At the moment, the NHS is very much going towards more localism. We can all see the sense of developing the best local services for local needs and
arrangements but CCG leaders are asking how to share learning and prevent unnecessary duplication so they can meet their challenging agenda of providing clinical care and being skilled commissioners.
Having a single, easily identifiable goal to reduce antipsychotic use really helped raise awareness about what needed to be achieved in a way that felt feasible to front-line staff.
Our work has involved a lot of meetings and a lot of them have been held via teleconferences. It is humbling how many clinicians make time to call in and contribute their knowledge for the benefit of London patients.
Dr Geraldine Strathdee is associate medical director, mental health, for NHS London
⦁ Initiative A London-wide focus on reducing antipsychotic prescribing and improving dementia care

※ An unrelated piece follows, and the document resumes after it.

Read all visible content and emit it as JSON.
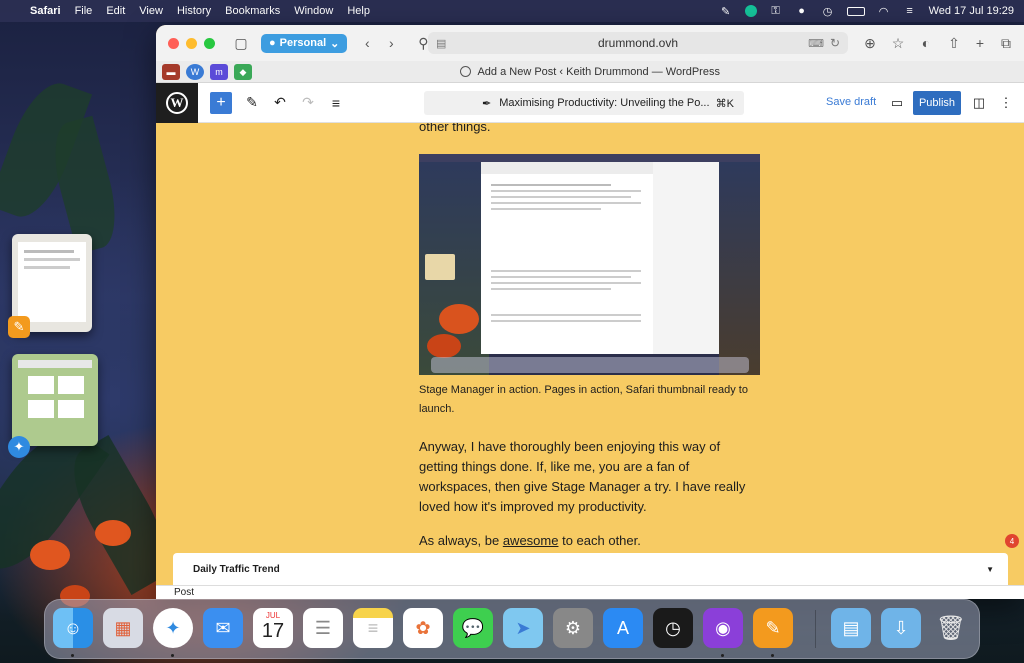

⦁ Staffing Six primary care leaders recruited, which has helped improve rates of early identification of dementia and coding and achieved major reductions in unsafe prescribing. Existing network of prescribing leads helped with CCG audit of antipsychotic prescribing.
New network of clinical

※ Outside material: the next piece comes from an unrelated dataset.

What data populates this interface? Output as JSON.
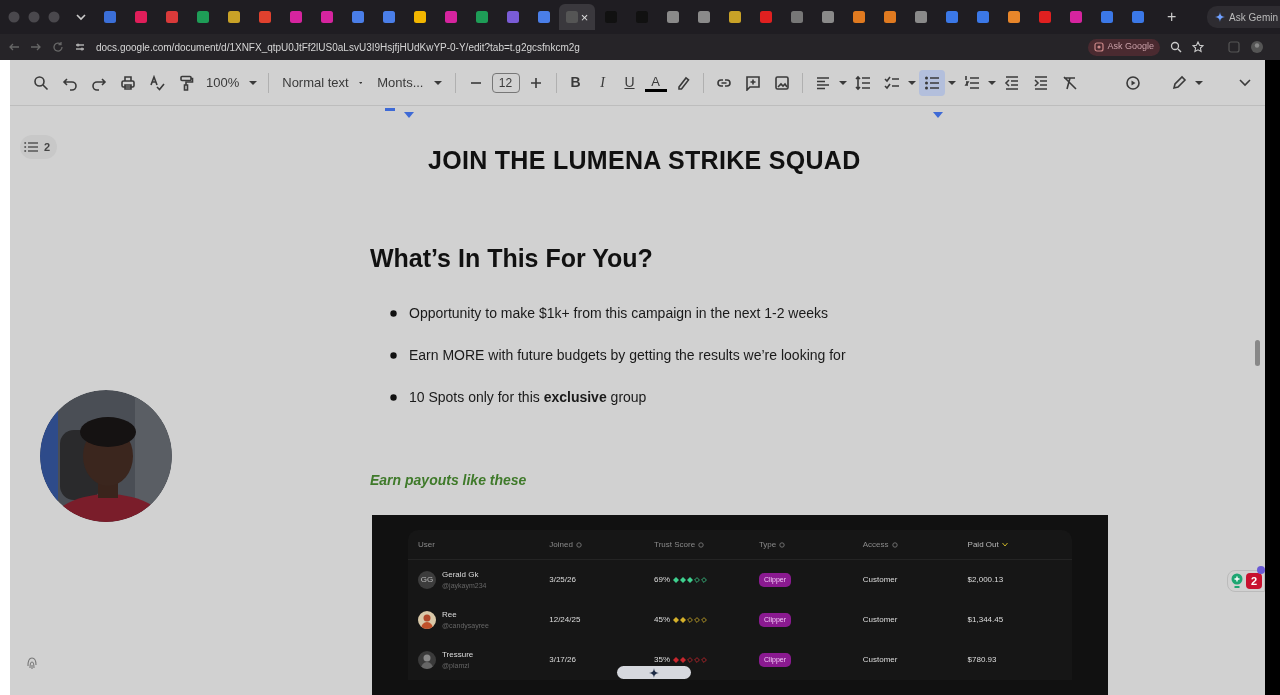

directors for older adult services in mental health trusts set up. A total of 101 trainers from the acute trusts to roll out 10 to 30-minute training sessions on how to identify dementia, adjust working methods for people with dementia and prevent unnecessary A&E presentations and admissions
⦁ Funding £165,000
⦁ Outcomes London has lowest regional rate of antipsychotic prescribing and fastest improvement rate
⦁ Contact Email – email@example.com
The role of a GP dementia leader
GP Dr Paul Russell is clinical lead for older people for Waltham Forest CCG and one of the six primary care leaders for dementia recruited by NHS London.
I was recruited in June 2012 and the role takes up on average about a session a week.
I’m a recently qualified GP. Nevertheless I am already aware of the challenges and strains involved in providing dementia care.
One of the first things I did was discuss with my five peers the needs assessment exercise that had just been done by NHS London.
I was fortunate to be able to share this data with local commissioners and I didn’t even need to articulate the information for a particular area. GPs themselves homed in on how their patch was doing and the conversations began from there.
You get a sense that everyone is interested in how we can improve dementia care but people get flummoxed about knowing exactly what to do. It was a big help having a central place to take ‘findings’ back to. So, for example, when we highlighted the issue of coding, it was made part of a CQUIN that codes had to be put on discharge letters. Similarly, when the GPs said how important training was, we fed that back to the centre and training was created.
I know some GPs are concerned the services are not there for patients if diagnosis rates increase. But if we ignore the problem then that will prevent us solving it because we need clarity on resources.
There are so many areas of dementia care that I struggled at the beginning to identify what was the most important thing to do, as we need improvements in all of them. The evidence on diagnosis shows that once the person and relatives know the problem is dementia, a better quality of life ensues. Being on the register also means the patient gets an annual dementia review every year. Someone without that code might be left until they’re in a crisis and they can then end up in hospital for several months. Prevalence is the place to start.
A big part of my work has been looking at Read coding to improve diagnosis rates. If you don’t use the right Read code – one that correlates with an ICD code – the patient doesn’t end up on the register.
We found that coding of dementia is unnecessarily complicated, so have recommended GPs use just four Read codes to overcome this. For more information go to www.dementiapartnerships.org.uk/diagnosis/resource-pack/9-coding
In my practice we had identified about 65 people with dementia and since using these codes that’s doubled to 130.
Dr Paul Russell is GP dementia leader for Waltham Forest CCG and the NHS London mental health programme